On Tuesday, newly elected House Speaker Paul Ryan (R-WI) struck an ambiguous tone about the use of potentially controversial riders with the must-pass spending legislation.
A rider on any number of issues -- such as defunding Planned Parenthood, repealing parts of Obamacare, or blocking the president’s environmental changes -- could jeopardize the omnibus and risk causing a government shutdown.
“This is the legislative branch and the power of the purse rests within the legislative branch, and we fully expect that we're going to exercise that power,” he said during his first press conference as speaker.
While Ryan didn’t elaborate, Senate Minority Leader Harry Reid (D-NV) interpreted his remarks as a “bouquet” to the House Freedom Caucus. The hardline group, whose demands about spending – most recently eliminating federal dollars for Planned Parenthood – helped drive Ryan’s predecessor, John Boehner, into early retirement.
“The power of the purse doesn't give Republicans the right to hold government hostage unless we repeal Dodd-Frank or de-fund Planned Parenthood. We're not going to let that happen. We're not,” Reid said during a Capitol Hill press conference.

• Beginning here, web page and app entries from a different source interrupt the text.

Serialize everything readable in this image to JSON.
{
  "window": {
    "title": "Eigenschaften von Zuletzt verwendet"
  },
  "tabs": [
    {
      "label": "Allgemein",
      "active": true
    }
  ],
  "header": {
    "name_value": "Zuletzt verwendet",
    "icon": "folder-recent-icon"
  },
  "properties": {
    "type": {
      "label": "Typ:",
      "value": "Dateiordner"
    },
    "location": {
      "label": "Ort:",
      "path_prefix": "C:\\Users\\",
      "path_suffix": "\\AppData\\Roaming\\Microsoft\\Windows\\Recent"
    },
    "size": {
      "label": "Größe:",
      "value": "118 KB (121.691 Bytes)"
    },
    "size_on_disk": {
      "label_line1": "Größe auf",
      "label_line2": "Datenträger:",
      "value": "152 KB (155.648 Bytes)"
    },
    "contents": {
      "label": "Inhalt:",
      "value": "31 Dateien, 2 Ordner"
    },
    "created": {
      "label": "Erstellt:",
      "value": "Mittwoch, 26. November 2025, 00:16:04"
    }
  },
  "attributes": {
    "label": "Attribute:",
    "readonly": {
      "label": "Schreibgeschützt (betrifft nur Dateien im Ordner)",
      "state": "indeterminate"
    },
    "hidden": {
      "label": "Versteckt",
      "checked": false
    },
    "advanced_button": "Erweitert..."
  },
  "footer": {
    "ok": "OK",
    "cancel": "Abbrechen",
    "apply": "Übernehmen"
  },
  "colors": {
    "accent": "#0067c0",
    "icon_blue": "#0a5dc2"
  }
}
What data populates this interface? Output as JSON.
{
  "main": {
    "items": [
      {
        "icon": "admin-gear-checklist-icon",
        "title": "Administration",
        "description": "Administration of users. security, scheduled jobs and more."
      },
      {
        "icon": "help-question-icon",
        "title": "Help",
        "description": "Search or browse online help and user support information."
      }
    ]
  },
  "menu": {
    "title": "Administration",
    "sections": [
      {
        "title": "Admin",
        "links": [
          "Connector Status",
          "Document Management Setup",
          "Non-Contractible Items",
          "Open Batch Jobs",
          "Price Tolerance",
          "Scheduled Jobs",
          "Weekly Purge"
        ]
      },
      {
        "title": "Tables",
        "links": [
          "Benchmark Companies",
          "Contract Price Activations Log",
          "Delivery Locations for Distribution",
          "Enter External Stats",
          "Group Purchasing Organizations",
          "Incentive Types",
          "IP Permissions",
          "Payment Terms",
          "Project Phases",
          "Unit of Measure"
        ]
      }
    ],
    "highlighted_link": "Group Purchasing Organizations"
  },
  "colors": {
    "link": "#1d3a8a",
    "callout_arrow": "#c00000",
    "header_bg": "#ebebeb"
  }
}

Democrats are “not looking for any riders,” he added, a statement that could come back to haunt Reid as negotiations move forward.
President Obama is insisting on a “clean” government funding bill and threatened to veto any legislation that doesn’t pass his party’s litmus test.
“My suspicion is that Speaker Ryan doesn't want to preside over government shutdown six weeks after getting his new job,” White House press secretary Josh Earnest said. “So we continue to have a lot of confidence that … as Congress works to implement the budget agreement that the president just signed into law yesterday, that they'll continue to work in a bipartisan spirit that will allow the government to remain open.”
Obama isn’t taking any chances, though, meeting with the top Democrats on the House and Senate appropriations committees at the White House on Tuesday to go over strategy.
Senate Majority Leader Mitch McConnell (R-KY), who has vowed that there would be “no more government shutdowns” on his watch, seemed to take Ryan’s side.
“Riders in appropriations bills are quite common. The Democrats will have some, too. Of course, there will be some riders in the appropriation bills. I'm having a hard time remembering [any] that didn't,” he told reporters during a press conference.
Asked if that included a rider to zero out Planned Parenthood funding, the issue that helped prompt the spending fight, McConnell said lawmakers would “negotiate all of that through the appropriations committee process.”